I find the attending physician I am relieving. Her face is crestfallen and her eyes are moist. I have known her for years and I have never seen her like this before. She shakes her head when I ask her what is going on. But I know what has happened. A child has died in the ER. Not a chronically ill child; that carries its own sadness but doesn’t strike down the entire staff. A healthy child who had been playing happily earlier that morning has died.
I take over a dismal and dysfunctional ER. The necessary work is getting done but there is no joy in it. People are going through the motions, muscle memory overcoming inertia to allow us to continue moving forward.
I sit and chat for a while with my colleague who cared for this child. I counsel her to take time to process this grief and anger. Her reply to me is typical. She plans to compartmentalize this event and move on. It is what we all do. But it has a cost.
I am twenty years further into this work than my colleague and I try to warn her that these tragedies are cumulative, they don’t go away and they add up. We used to say that every physician has a graveyard in their head. In that graveyard are the names and faces of every one of the fatal mistakes that physician has made. In that graveyard are also all of the tragedies that physician has borne witness to.
I don’t know what the limit to my own graveyard is, how many more tragedies I can witness but I know some of my colleagues have reached their limit and have developed Post Traumatic Stress Disorder (PTSD) as a result. This is the cost of that hypervigilance that is required to function well in the ER.
PTSD symptoms include sleep disturbance, nightmares, depression, hyper-alertness, withdrawal, generalized irritability, frequent changes in mood, guilt, avoidance of activities promoting recall of the traumatizing event, and increased muscle tension.

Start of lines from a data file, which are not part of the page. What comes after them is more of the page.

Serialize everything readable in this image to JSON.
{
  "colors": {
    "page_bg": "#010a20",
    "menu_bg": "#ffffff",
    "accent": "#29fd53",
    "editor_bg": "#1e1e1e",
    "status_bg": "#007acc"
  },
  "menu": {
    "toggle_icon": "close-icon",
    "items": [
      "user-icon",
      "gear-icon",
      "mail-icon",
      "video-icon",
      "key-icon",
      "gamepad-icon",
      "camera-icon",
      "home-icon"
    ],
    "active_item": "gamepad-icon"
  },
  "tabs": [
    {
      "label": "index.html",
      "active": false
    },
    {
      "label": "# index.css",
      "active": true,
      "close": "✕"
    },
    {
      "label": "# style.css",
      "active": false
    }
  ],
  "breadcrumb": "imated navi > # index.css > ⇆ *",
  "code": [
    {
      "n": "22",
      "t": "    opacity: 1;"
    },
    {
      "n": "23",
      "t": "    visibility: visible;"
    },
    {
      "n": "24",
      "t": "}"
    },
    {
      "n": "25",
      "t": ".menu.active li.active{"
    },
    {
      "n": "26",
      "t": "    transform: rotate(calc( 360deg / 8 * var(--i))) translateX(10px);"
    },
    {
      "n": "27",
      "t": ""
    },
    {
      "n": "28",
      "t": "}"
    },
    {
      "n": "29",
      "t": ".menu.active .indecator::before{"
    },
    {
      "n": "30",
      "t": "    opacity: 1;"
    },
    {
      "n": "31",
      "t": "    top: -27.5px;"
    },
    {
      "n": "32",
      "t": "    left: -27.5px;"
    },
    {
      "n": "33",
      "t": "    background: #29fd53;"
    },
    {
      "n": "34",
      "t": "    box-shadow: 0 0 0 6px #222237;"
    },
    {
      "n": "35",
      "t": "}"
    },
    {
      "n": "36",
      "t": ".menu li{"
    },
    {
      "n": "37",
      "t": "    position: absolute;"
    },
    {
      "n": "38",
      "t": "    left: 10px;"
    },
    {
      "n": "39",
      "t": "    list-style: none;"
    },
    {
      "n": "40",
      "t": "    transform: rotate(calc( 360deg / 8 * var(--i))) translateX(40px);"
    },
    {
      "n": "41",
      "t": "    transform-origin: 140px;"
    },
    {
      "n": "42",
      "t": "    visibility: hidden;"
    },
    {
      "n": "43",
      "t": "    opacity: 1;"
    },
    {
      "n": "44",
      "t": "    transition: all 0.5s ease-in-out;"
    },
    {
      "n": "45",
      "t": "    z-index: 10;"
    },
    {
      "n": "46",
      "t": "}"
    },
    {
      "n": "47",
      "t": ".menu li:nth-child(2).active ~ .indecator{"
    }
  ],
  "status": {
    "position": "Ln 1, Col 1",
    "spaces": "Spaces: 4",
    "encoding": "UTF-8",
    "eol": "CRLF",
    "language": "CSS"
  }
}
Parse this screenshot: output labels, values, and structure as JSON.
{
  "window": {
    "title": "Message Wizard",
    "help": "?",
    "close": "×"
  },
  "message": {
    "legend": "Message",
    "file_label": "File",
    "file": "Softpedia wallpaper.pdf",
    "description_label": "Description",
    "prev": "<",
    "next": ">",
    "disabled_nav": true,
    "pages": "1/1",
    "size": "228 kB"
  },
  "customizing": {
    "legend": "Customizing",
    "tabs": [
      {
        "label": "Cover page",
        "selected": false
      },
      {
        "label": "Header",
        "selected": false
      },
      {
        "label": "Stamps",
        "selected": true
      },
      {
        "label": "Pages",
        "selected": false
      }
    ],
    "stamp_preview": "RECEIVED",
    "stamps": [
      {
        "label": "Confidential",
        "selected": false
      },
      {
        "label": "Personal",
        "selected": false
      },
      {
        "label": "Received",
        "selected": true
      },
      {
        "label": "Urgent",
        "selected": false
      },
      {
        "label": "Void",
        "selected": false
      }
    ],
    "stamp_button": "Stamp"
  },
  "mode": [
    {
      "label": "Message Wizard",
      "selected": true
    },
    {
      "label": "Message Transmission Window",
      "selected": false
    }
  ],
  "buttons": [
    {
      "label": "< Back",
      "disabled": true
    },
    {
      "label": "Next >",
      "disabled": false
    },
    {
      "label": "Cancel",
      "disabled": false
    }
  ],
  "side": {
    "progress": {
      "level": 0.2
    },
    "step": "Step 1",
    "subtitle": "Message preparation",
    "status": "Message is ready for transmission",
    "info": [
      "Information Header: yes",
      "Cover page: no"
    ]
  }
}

In fact as my colleague got up to go home she winced in pain.
“My back has spasmed,” she told me. I gave her a knowing look.
“It was hurting before this case,” she countered.
Studies of emergency physicians have clearly shown that the more a population is exposed to traumatic experiences at work, the more prevalent the symptoms of PTSD become. Symptoms increase with the total number of ‘fatal incidents’ witnessed, total number and severity of exposure to traumatic events, and years of on-the-job experience. Overall the incidence of PTSD is 15-17 percent in Emergency physicians as opposed to about 6 percent in the general population. This is the cost of the work we do.
There are a few protective factors to decrease the rate of PTSD. Strong support networks at home and at work are the strongest predictors of resilience in the face of potential or eventual PTSD. Reflective writing (like this column) has been shown to help. And increasingly psychologists are studying the flip side of PTSD, post-traumatic growth. Some resilient individuals find life-affirming wisdom after surviving horrific traumas.
So I will give you some life affirming wisdom gleaned from watching what most ER docs reflexively do after these kinds of days at work. Go home and hug your kids. Every day.